(PROBLEM DETAILS): A line qualifies if it holds the string "input". Copy every qualifying line from the records.

[Opening AVAILABLE DATA section]

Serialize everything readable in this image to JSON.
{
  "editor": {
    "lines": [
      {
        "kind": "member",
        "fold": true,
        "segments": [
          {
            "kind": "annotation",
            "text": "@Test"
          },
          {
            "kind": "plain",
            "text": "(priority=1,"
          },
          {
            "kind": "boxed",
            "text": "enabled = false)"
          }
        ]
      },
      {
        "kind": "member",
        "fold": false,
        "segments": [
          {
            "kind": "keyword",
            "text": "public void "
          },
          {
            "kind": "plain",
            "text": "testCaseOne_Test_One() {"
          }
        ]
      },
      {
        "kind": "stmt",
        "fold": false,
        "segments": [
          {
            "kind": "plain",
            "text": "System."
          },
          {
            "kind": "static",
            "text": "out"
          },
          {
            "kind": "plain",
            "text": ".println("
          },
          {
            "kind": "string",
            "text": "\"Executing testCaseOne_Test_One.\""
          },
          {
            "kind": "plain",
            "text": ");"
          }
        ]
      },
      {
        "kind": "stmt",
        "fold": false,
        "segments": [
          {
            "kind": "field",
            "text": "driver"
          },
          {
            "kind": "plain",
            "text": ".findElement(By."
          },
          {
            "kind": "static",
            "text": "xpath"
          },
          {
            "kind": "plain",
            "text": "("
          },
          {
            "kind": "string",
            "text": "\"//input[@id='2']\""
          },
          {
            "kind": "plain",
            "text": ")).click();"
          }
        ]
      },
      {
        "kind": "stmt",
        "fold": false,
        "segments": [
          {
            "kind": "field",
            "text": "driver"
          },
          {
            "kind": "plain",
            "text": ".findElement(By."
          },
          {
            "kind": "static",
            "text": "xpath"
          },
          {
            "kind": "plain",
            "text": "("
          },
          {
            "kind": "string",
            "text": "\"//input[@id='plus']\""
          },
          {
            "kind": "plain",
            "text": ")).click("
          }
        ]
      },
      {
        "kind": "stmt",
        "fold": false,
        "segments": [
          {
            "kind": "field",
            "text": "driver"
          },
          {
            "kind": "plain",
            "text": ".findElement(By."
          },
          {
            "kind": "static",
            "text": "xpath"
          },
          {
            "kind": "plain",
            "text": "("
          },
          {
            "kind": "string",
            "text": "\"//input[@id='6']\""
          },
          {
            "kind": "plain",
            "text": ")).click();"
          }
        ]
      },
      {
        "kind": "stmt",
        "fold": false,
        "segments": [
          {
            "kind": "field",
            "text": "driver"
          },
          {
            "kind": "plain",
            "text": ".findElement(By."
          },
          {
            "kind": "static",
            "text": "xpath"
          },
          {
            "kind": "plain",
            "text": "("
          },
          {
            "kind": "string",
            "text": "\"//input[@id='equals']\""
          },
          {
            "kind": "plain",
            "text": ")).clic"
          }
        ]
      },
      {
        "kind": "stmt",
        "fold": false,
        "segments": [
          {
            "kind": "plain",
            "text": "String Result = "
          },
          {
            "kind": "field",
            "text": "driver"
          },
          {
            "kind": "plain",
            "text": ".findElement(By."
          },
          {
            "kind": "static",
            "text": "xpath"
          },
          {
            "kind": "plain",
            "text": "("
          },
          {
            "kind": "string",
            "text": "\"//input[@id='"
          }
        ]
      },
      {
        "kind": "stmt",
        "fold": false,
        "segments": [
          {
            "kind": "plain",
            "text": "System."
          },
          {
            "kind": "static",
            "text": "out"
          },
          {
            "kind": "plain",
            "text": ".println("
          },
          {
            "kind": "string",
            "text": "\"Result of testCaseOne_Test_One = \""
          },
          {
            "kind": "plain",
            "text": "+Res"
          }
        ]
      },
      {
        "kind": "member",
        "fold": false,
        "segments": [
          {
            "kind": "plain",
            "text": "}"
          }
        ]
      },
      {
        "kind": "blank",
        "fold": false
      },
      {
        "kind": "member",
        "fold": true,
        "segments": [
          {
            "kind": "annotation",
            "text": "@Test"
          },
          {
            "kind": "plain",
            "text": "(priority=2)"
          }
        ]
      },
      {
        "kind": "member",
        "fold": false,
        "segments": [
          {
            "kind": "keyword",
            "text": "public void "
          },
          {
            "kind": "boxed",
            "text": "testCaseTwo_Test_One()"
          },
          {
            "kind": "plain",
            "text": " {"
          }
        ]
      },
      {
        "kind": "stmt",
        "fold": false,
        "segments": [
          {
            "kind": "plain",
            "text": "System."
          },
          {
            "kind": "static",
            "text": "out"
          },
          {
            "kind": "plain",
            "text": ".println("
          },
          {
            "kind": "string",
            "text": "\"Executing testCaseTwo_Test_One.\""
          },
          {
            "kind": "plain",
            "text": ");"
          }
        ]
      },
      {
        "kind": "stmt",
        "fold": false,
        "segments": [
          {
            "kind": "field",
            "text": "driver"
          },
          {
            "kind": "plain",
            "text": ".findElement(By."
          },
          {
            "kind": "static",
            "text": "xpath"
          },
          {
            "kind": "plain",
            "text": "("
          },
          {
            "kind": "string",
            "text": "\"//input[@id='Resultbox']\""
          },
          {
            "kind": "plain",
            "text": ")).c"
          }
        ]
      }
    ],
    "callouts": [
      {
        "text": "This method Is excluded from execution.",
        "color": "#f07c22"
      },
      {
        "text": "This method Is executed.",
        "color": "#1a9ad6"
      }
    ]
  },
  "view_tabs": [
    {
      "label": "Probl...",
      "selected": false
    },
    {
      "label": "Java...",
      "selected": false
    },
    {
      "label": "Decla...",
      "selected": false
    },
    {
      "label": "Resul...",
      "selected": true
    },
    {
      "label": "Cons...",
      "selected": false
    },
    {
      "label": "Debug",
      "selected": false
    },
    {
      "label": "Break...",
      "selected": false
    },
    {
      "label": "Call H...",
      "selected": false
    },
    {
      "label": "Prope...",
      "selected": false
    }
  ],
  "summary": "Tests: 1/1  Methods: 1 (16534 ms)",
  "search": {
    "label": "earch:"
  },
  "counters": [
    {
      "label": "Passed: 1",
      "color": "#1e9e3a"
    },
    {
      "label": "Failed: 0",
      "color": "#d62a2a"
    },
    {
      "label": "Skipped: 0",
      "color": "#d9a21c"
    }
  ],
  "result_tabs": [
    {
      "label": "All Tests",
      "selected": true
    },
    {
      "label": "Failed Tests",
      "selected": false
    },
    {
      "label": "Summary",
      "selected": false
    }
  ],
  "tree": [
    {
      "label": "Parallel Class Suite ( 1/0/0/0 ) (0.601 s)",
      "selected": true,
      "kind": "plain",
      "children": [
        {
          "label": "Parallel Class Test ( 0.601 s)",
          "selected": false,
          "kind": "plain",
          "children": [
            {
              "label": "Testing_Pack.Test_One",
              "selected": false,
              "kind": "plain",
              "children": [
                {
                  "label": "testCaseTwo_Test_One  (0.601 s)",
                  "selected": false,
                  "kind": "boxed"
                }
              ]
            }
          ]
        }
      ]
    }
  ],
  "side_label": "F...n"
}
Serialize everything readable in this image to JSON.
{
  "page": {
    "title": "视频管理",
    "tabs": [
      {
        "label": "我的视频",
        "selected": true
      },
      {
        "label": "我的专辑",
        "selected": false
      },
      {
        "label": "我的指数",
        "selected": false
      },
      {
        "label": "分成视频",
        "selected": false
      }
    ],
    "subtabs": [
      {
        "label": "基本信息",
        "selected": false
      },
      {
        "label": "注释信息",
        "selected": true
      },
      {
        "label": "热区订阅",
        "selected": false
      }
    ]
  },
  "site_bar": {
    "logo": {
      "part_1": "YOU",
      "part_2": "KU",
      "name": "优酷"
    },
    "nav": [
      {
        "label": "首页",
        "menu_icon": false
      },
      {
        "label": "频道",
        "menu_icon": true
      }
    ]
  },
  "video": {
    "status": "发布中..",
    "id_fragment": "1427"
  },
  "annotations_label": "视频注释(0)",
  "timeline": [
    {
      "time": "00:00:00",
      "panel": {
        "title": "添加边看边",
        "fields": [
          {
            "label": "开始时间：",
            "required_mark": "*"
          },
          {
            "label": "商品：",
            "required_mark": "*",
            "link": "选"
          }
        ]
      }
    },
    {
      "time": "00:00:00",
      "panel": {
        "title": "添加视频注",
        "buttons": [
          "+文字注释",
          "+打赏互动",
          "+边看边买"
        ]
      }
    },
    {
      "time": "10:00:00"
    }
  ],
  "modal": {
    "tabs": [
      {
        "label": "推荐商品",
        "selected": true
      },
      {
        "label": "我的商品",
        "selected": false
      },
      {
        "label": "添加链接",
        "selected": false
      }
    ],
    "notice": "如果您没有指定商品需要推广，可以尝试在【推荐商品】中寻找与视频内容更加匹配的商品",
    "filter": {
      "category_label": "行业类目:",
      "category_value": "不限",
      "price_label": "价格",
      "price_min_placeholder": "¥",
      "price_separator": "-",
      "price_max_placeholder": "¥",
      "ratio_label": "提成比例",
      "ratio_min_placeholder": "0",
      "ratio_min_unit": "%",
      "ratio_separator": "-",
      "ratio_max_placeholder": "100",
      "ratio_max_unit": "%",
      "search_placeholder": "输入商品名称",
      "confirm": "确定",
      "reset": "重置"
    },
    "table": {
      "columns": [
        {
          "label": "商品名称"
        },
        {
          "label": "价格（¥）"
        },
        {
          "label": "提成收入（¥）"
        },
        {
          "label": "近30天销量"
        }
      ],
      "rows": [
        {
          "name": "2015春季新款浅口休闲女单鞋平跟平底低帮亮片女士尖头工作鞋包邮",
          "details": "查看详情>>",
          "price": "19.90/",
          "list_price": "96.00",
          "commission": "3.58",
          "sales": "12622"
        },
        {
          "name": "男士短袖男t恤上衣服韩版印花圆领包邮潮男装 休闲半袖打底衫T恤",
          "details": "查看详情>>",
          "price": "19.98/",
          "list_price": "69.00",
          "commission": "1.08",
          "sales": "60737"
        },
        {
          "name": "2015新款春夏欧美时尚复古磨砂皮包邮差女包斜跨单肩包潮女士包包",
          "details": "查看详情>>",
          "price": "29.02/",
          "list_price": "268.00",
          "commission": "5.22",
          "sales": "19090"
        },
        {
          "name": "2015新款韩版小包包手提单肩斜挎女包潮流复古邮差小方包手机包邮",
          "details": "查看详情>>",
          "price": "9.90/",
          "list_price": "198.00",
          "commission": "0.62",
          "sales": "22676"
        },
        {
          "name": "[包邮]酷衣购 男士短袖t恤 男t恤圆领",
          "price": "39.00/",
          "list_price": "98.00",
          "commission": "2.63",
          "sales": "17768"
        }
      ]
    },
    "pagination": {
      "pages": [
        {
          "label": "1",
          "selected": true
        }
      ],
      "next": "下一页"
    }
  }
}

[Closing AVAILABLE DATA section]

(ANSWER TO THIS TASK):
            "text": "\"//input[@id='2']\""
            "text": "\"//input[@id='plus']\""
            "text": "\"//input[@id='6']\""
            "text": "\"//input[@id='equals']\""
            "text": "\"//input[@id='"
            "text": "\"//input[@id='Resultbox']\""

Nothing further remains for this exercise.